Since the end of the Great Recession in 2009, expectations for higher interest rates have been dashed. Many observers divined runaway inflation and soaring interest rates within the decade. That type of climate would argue against holding preferred stocks. Instead, rates rose only marginally and now appear to be headed lower again in response to a slowing economy.
In an environment of declining rates and low absolute returns, preferred shares can offer a compelling option for investors seeking relatively high income and some capital preservation. Let’s take a look at what they are and why they might be appealing.
Unfamiliar to many investors, preferred stocks are a centaur security: half bond and half stock. Also known as “preference shares” in Europe, this class of security gained in popularity during the 19th century in raising capital for the expansion of U.S. railroads. Today, about three-fourths of all outstanding preferreds are issued by financial institutions, with utilities, industrials, and REITs making up the balance.
Unlike their early predecessors, most preferred stocks today are actually “trust preferred securities,” essentially a clever way to disguise debt as quasi-equity. Banks, for example, can issue bonds which are placed into a special purpose trust. The trust then issues shares to the public, representing a fractional ownership in the trust (and the underlying bonds). These newly created preferred shares then trade on one of the U.S. stock markets. The interest on the bonds is paid into the trust and then passed along to investors as a preferred dividend.
Preferred shares differ from common stocks in several important respects. Typically, they do not carry voting rights. Dividends are stated at the time of issue and cannot be changed unless the company is in financial distress (note that some issues may carry an adjustable rate). And preferred stocks are issued with a face value (typically $25 although other amounts occur), at which the issuer can usually redeem the shares or which must be paid out at the stated maturity date.
Preferred shareholders rank in the middle of the pack in the event of a liquidation: behind bondholders, but ahead of common stockholders.
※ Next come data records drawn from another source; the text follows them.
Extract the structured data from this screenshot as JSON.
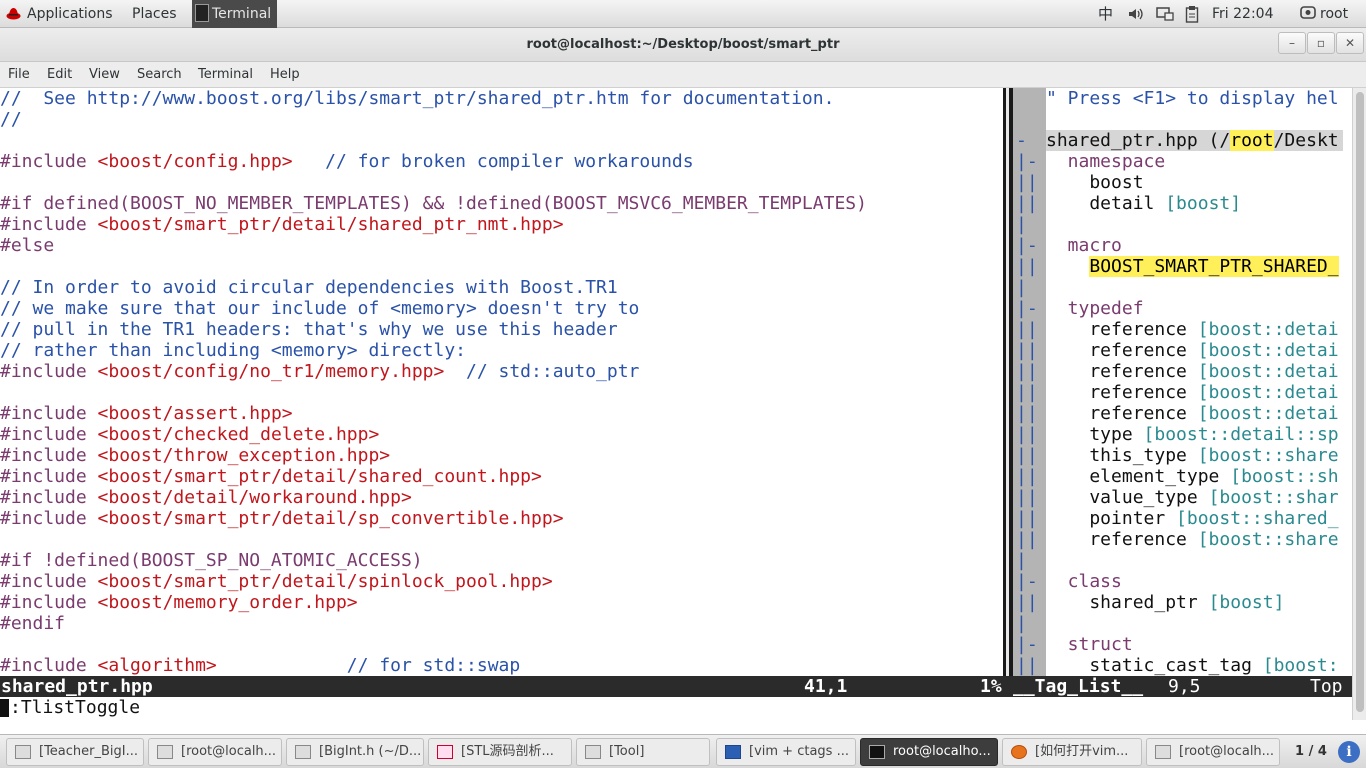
{
  "top_panel": {
    "applications": "Applications",
    "places": "Places",
    "terminal_launcher": "Terminal",
    "input_method": "中",
    "clock": "Fri 22:04",
    "user": "root"
  },
  "window": {
    "title": "root@localhost:~/Desktop/boost/smart_ptr",
    "minimize": "–",
    "maximize": "▫",
    "close": "✕"
  },
  "menu": [
    "File",
    "Edit",
    "View",
    "Search",
    "Terminal",
    "Help"
  ],
  "editor": {
    "lines": [
      [
        {
          "t": "//  See http://www.boost.org/libs/smart_ptr/shared_ptr.htm for documentation.",
          "c": "cm"
        }
      ],
      [
        {
          "t": "//",
          "c": "cm"
        }
      ],
      [],
      [
        {
          "t": "#include ",
          "c": "pp"
        },
        {
          "t": "<boost/config.hpp>",
          "c": "st"
        },
        {
          "t": "   // for broken compiler workarounds",
          "c": "cm"
        }
      ],
      [],
      [
        {
          "t": "#if defined(BOOST_NO_MEMBER_TEMPLATES) && !defined(BOOST_MSVC6_MEMBER_TEMPLATES)",
          "c": "pp"
        }
      ],
      [
        {
          "t": "#include ",
          "c": "pp"
        },
        {
          "t": "<boost/smart_ptr/detail/shared_ptr_nmt.hpp>",
          "c": "st"
        }
      ],
      [
        {
          "t": "#else",
          "c": "pp"
        }
      ],
      [],
      [
        {
          "t": "// In order to avoid circular dependencies with Boost.TR1",
          "c": "cm"
        }
      ],
      [
        {
          "t": "// we make sure that our include of <memory> doesn't try to",
          "c": "cm"
        }
      ],
      [
        {
          "t": "// pull in the TR1 headers: that's why we use this header",
          "c": "cm"
        }
      ],
      [
        {
          "t": "// rather than including <memory> directly:",
          "c": "cm"
        }
      ],
      [
        {
          "t": "#include ",
          "c": "pp"
        },
        {
          "t": "<boost/config/no_tr1/memory.hpp>",
          "c": "st"
        },
        {
          "t": "  // std::auto_ptr",
          "c": "cm"
        }
      ],
      [],
      [
        {
          "t": "#include ",
          "c": "pp"
        },
        {
          "t": "<boost/assert.hpp>",
          "c": "st"
        }
      ],
      [
        {
          "t": "#include ",
          "c": "pp"
        },
        {
          "t": "<boost/checked_delete.hpp>",
          "c": "st"
        }
      ],
      [
        {
          "t": "#include ",
          "c": "pp"
        },
        {
          "t": "<boost/throw_exception.hpp>",
          "c": "st"
        }
      ],
      [
        {
          "t": "#include ",
          "c": "pp"
        },
        {
          "t": "<boost/smart_ptr/detail/shared_count.hpp>",
          "c": "st"
        }
      ],
      [
        {
          "t": "#include ",
          "c": "pp"
        },
        {
          "t": "<boost/detail/workaround.hpp>",
          "c": "st"
        }
      ],
      [
        {
          "t": "#include ",
          "c": "pp"
        },
        {
          "t": "<boost/smart_ptr/detail/sp_convertible.hpp>",
          "c": "st"
        }
      ],
      [],
      [
        {
          "t": "#if !defined(BOOST_SP_NO_ATOMIC_ACCESS)",
          "c": "pp"
        }
      ],
      [
        {
          "t": "#include ",
          "c": "pp"
        },
        {
          "t": "<boost/smart_ptr/detail/spinlock_pool.hpp>",
          "c": "st"
        }
      ],
      [
        {
          "t": "#include ",
          "c": "pp"
        },
        {
          "t": "<boost/memory_order.hpp>",
          "c": "st"
        }
      ],
      [
        {
          "t": "#endif",
          "c": "pp"
        }
      ],
      [],
      [
        {
          "t": "#include ",
          "c": "pp"
        },
        {
          "t": "<algorithm>",
          "c": "st"
        },
        {
          "t": "            // for std::swap",
          "c": "cm"
        }
      ]
    ]
  },
  "taglist": {
    "folds": [
      "",
      "",
      "-",
      "|-",
      "||",
      "||",
      "|",
      "|-",
      "||",
      "|",
      "|-",
      "||",
      "||",
      "||",
      "||",
      "||",
      "||",
      "||",
      "||",
      "||",
      "||",
      "||",
      "|",
      "|-",
      "||",
      "|",
      "|-",
      "||"
    ],
    "lines": [
      [
        {
          "t": "\" Press <F1> to display hel",
          "c": "cm"
        }
      ],
      [],
      [
        {
          "t": "shared_ptr.hpp (/",
          "c": "tx"
        },
        {
          "t": "root",
          "c": "hl"
        },
        {
          "t": "/Deskt",
          "c": "tx"
        }
      ],
      [
        {
          "t": "  namespace",
          "c": "tl"
        }
      ],
      [
        {
          "t": "    boost",
          "c": "tx"
        }
      ],
      [
        {
          "t": "    detail ",
          "c": "tx"
        },
        {
          "t": "[boost]",
          "c": "sc"
        }
      ],
      [],
      [
        {
          "t": "  macro",
          "c": "tl"
        }
      ],
      [
        {
          "t": "    ",
          "c": "tx"
        },
        {
          "t": "BOOST_SMART_PTR_SHARED_",
          "c": "hl"
        }
      ],
      [],
      [
        {
          "t": "  typedef",
          "c": "tl"
        }
      ],
      [
        {
          "t": "    reference ",
          "c": "tx"
        },
        {
          "t": "[boost::detai",
          "c": "sc"
        }
      ],
      [
        {
          "t": "    reference ",
          "c": "tx"
        },
        {
          "t": "[boost::detai",
          "c": "sc"
        }
      ],
      [
        {
          "t": "    reference ",
          "c": "tx"
        },
        {
          "t": "[boost::detai",
          "c": "sc"
        }
      ],
      [
        {
          "t": "    reference ",
          "c": "tx"
        },
        {
          "t": "[boost::detai",
          "c": "sc"
        }
      ],
      [
        {
          "t": "    reference ",
          "c": "tx"
        },
        {
          "t": "[boost::detai",
          "c": "sc"
        }
      ],
      [
        {
          "t": "    type ",
          "c": "tx"
        },
        {
          "t": "[boost::detail::sp",
          "c": "sc"
        }
      ],
      [
        {
          "t": "    this_type ",
          "c": "tx"
        },
        {
          "t": "[boost::share",
          "c": "sc"
        }
      ],
      [
        {
          "t": "    element_type ",
          "c": "tx"
        },
        {
          "t": "[boost::sh",
          "c": "sc"
        }
      ],
      [
        {
          "t": "    value_type ",
          "c": "tx"
        },
        {
          "t": "[boost::shar",
          "c": "sc"
        }
      ],
      [
        {
          "t": "    pointer ",
          "c": "tx"
        },
        {
          "t": "[boost::shared_",
          "c": "sc"
        }
      ],
      [
        {
          "t": "    reference ",
          "c": "tx"
        },
        {
          "t": "[boost::share",
          "c": "sc"
        }
      ],
      [],
      [
        {
          "t": "  class",
          "c": "tl"
        }
      ],
      [
        {
          "t": "    shared_ptr ",
          "c": "tx"
        },
        {
          "t": "[boost]",
          "c": "sc"
        }
      ],
      [],
      [
        {
          "t": "  struct",
          "c": "tl"
        }
      ],
      [
        {
          "t": "    static_cast_tag ",
          "c": "tx"
        },
        {
          "t": "[boost:",
          "c": "sc"
        }
      ]
    ]
  },
  "status": {
    "filename": "shared_ptr.hpp",
    "position": "41,1",
    "percent": "1%",
    "tag_list": "__Tag_List__",
    "tag_position": "9,5",
    "tag_scroll": "Top"
  },
  "command_line": ":TlistToggle",
  "taskbar": {
    "tasks": [
      "[Teacher_BigI...",
      "[root@localh...",
      "[BigInt.h (~/D...",
      "[STL源码剖析...",
      "[Tool]",
      "[vim + ctags ...",
      "root@localho...",
      "[如何打开vim...",
      "[root@localh..."
    ],
    "active_index": 6,
    "pager": "1 / 4",
    "info": "i"
  }
}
Thus their general risk level falls somewhere in between. Many issues also carry ratings from S&P or Moody’s.
Investors must understand whether the preferred is “cumulative.” If the issuer is experiencing sufficient distress to curtail the preferred dividend, a cumulative issue requires that all missed payments be made up before common shareholders receive any distributions (assuming the company does not declare bankruptcy).
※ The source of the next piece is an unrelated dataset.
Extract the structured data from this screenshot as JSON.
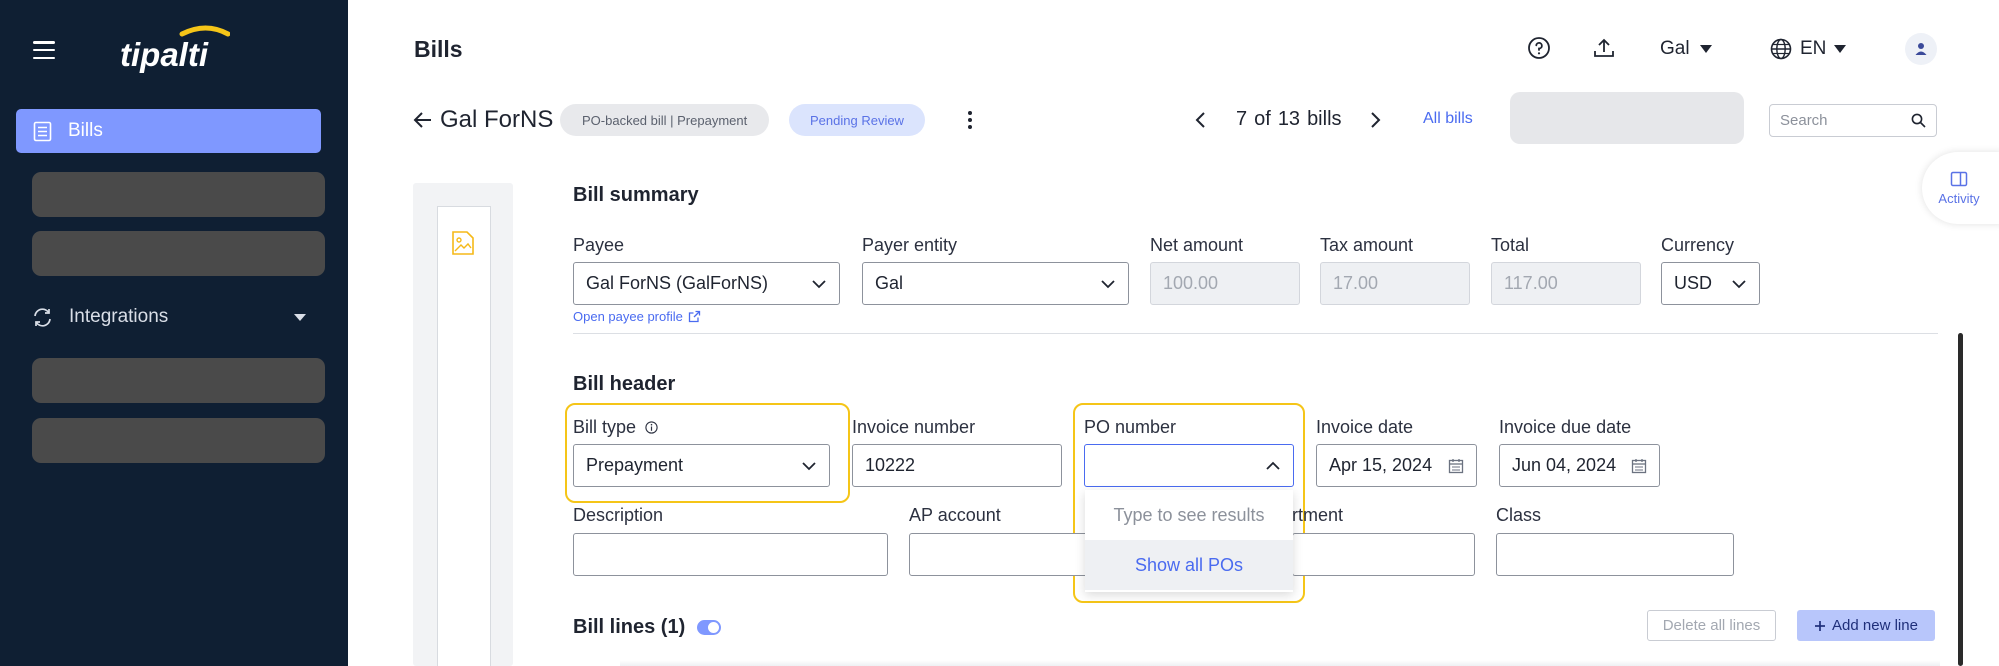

Due to their bond-like qualities, preferred shares tend to underperform in a rising interest rate environment. Although some aspect of their prices are determined by the general performance of the issuer (like common stocks), the lion’s share of value for non-distressed shares is a function of rates and the relative yields of other instruments (like government bonds). If rates are now falling, this asset class could be appealing. In addition, many issues pay dividends that are “qualified,” meaning they are taxed at the lower capital gains rate.
Research here is sparse, making it difficult to assess the appropriateness of potential candidates for a portfolio. For most, a mutual fund or ETF is the best vehicle to ride if you are interested in gaining exposure, and many of the major fund companies have good offerings. Be sure to keep the expenses low (50 basis points or less) and avoid closed-end funds that use leverage at first, unless you have a thorough understanding of how they work.
Christopher A. Hopkins, CFA
Vice President and portfolio manager
Barnett & Company